A lone quail pecks around a cage set up in an Augusta State University classroom while three people watch its every move.
The observers give the quail a minute to acclimate, and when cued, psychology senior Callie Jowers sets off the stimuli. From a computer a few feet away, Jowers turns on a monitor above the quail’s cage showing an image of a flying hawk with a realistic squawking sound.
Jowers, graduate student Samantha Spitler and assistant professor Tadd Patton watch how the quail responds to fear. Does the bird hide in a cardboard box at the end of the cage? Does it crouch down? Does it make sounds?
By conducting behavior research on quails, Augusta State University assistant professor Tadd Patton is trying to determine how the brain processes fear from visual stimuli and whether the circuitry is a common trait across animals — even humans.
“We have a lot of research on fear in mammals, but it’s not as well-known in birds,” Patton said.
When ASU consolidates with Georgia Health Sciences University, Patton said he hopes to deepen the research into neuroscience by dissecting the quail’s brain after it is exposed to the fear stimuli to look for what proteins are secreted.
Patton has conducted the quail behavior study for two years and was the first to bring the birds to ASU.
He bought 14 eggs in 2010, hatched them under an incubator and now keeps them in cages on the first floor of Science Hall.
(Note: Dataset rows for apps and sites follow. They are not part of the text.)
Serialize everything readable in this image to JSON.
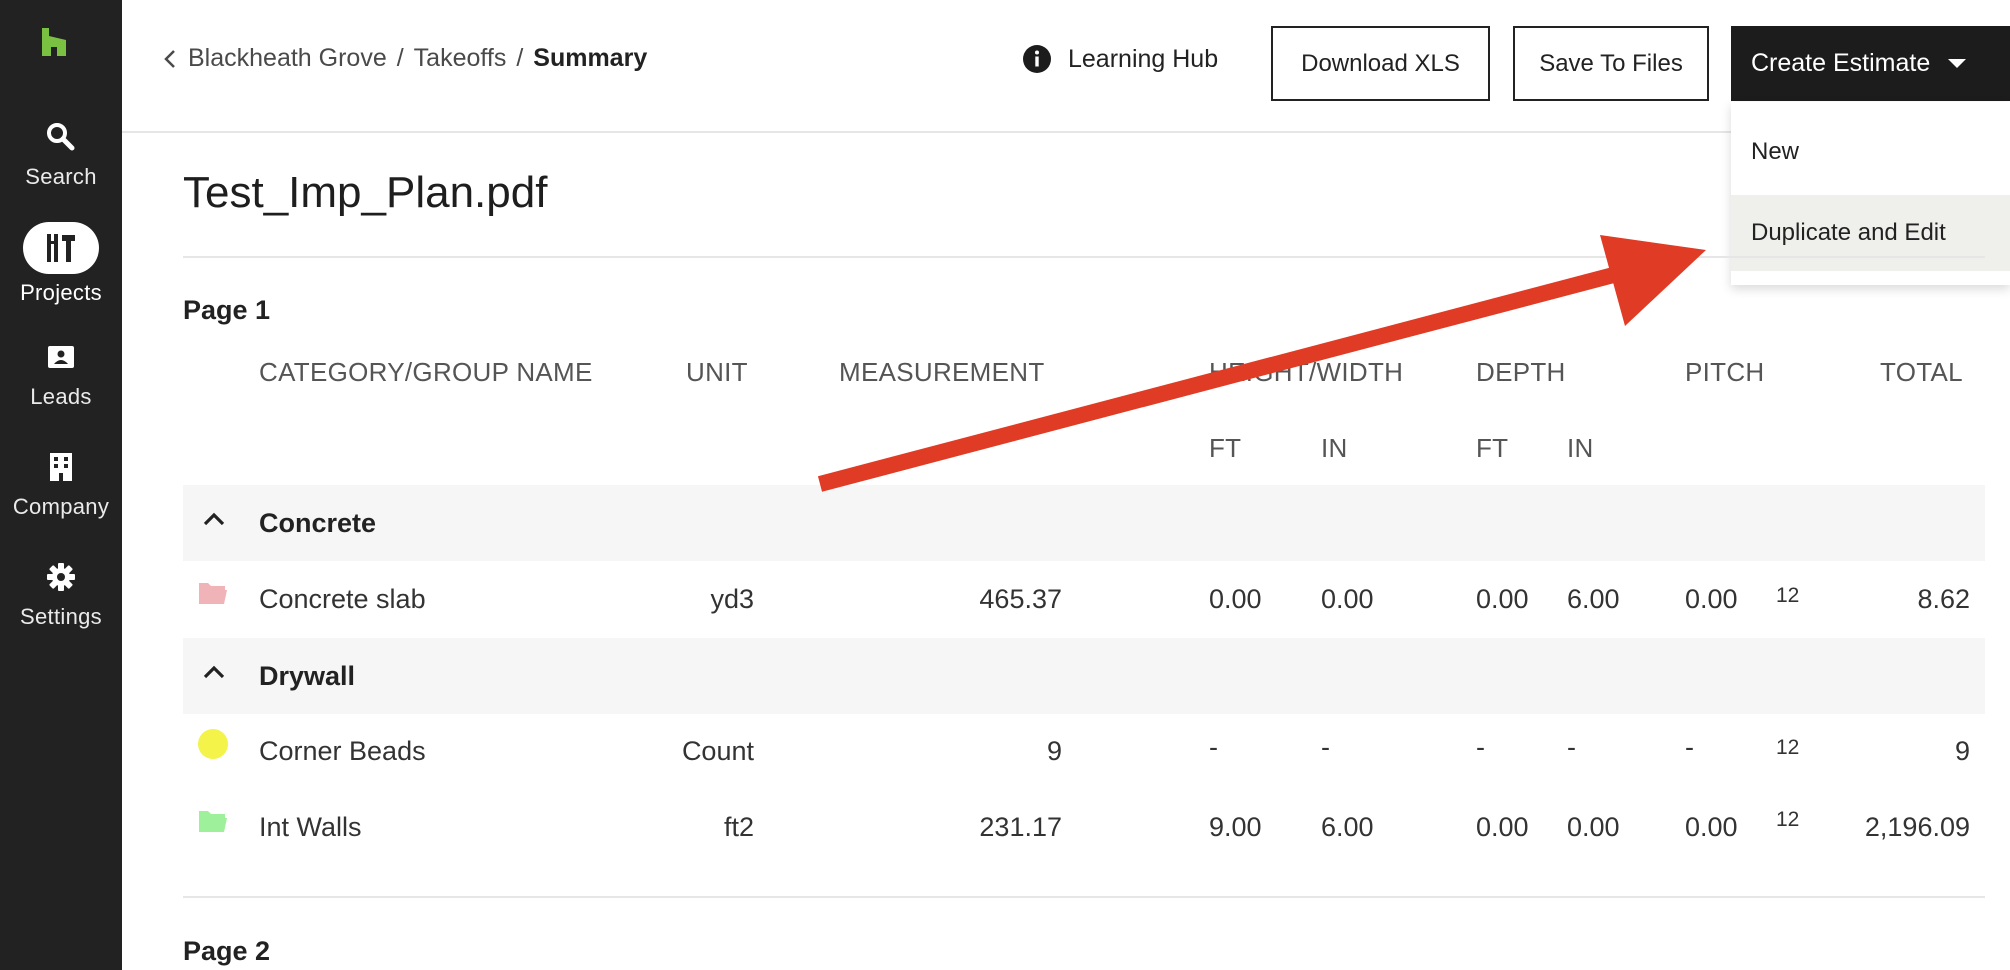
{
  "sidebar": {
    "logo": "houzz-logo",
    "items": [
      {
        "label": "Search",
        "icon": "search-icon"
      },
      {
        "label": "Projects",
        "icon": "projects-icon"
      },
      {
        "label": "Leads",
        "icon": "leads-icon"
      },
      {
        "label": "Company",
        "icon": "company-icon"
      },
      {
        "label": "Settings",
        "icon": "gear-icon"
      }
    ]
  },
  "header": {
    "breadcrumb": {
      "project": "Blackheath Grove",
      "section": "Takeoffs",
      "current": "Summary",
      "separator": "/"
    },
    "learning_hub": "Learning Hub",
    "download_xls": "Download XLS",
    "save_to_files": "Save To Files",
    "create_estimate": "Create Estimate",
    "dropdown": {
      "new": "New",
      "duplicate_and_edit": "Duplicate and Edit"
    }
  },
  "document": {
    "title": "Test_Imp_Plan.pdf"
  },
  "table": {
    "columns": {
      "name": "CATEGORY/GROUP NAME",
      "unit": "UNIT",
      "measurement": "MEASUREMENT",
      "height_width": "HEIGHT/WIDTH",
      "depth": "DEPTH",
      "pitch": "PITCH",
      "total": "TOTAL",
      "ft": "FT",
      "in": "IN"
    },
    "pages": [
      {
        "label": "Page 1",
        "groups": [
          {
            "name": "Concrete",
            "rows": [
              {
                "marker": "folder-icon",
                "color": "#f0b3b8",
                "name": "Concrete slab",
                "unit": "yd3",
                "measurement": "465.37",
                "hw_ft": "0.00",
                "hw_in": "0.00",
                "depth_ft": "0.00",
                "depth_in": "6.00",
                "pitch": "0.00",
                "pitch_sup": "12",
                "total": "8.62"
              }
            ]
          },
          {
            "name": "Drywall",
            "rows": [
              {
                "marker": "dot-icon",
                "color": "#f3f34a",
                "name": "Corner Beads",
                "unit": "Count",
                "measurement": "9",
                "hw_ft": "-",
                "hw_in": "-",
                "depth_ft": "-",
                "depth_in": "-",
                "pitch": "-",
                "pitch_sup": "12",
                "total": "9"
              },
              {
                "marker": "folder-icon",
                "color": "#9ef09a",
                "name": "Int Walls",
                "unit": "ft2",
                "measurement": "231.17",
                "hw_ft": "9.00",
                "hw_in": "6.00",
                "depth_ft": "0.00",
                "depth_in": "0.00",
                "pitch": "0.00",
                "pitch_sup": "12",
                "total": "2,196.09"
              }
            ]
          }
        ]
      },
      {
        "label": "Page 2"
      }
    ]
  },
  "annotation": {
    "arrow_color": "#e03b24"
  },
  "colors": {
    "sidebar_bg": "#222222",
    "logo_green": "#7ac142",
    "primary_button": "#1c1c1c",
    "highlight_row": "#efefec"
  }
}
Students walking by the quail room often wonder what the chirping sound is coming from inside, Patton said.
“They are really very interesting, and I really care about these birds,” he said.
As a psychology and biology student, Jowers said it’s beneficial to be able to work with the animals and learn by doing instead of just reading a textbook.
“It’s a lot better than having to sit in a classroom and take tests,” she said. “It helps us look at things from a whole different perspective.”
ASU psychology student Danielle Crethers is preparing to conduct an enrichment study on the quail by testing how living conditions impact mating.
The six-month study will also be comparable for humans, Patton said.
“It can show what kinds of enrichment help us the best,” he said. “Is it about who we’re with or living conditions, how group housing affects us? It’s all of that.”
Patton studied higher visual structures and behavioral patterns of pigeons and conducted behavioral research on Java sparrows while working at a lab in Tokyo in 2008.
While quails are less common in research, he said they are a perfect subject. They are easy to keep, don’t fly often and reproduce quickly.
Although Patton said some people misunderstand animal research and confuse his studies with those that are less humane, he said his passion for the birds makes their happiness a priority.
When he reaches into a cage to grab a quail for a behavior test, he speaks gently, knowing the birds are there to teach him.
“Come here, baby,” he says. “I know life is hard when you’re a quail.”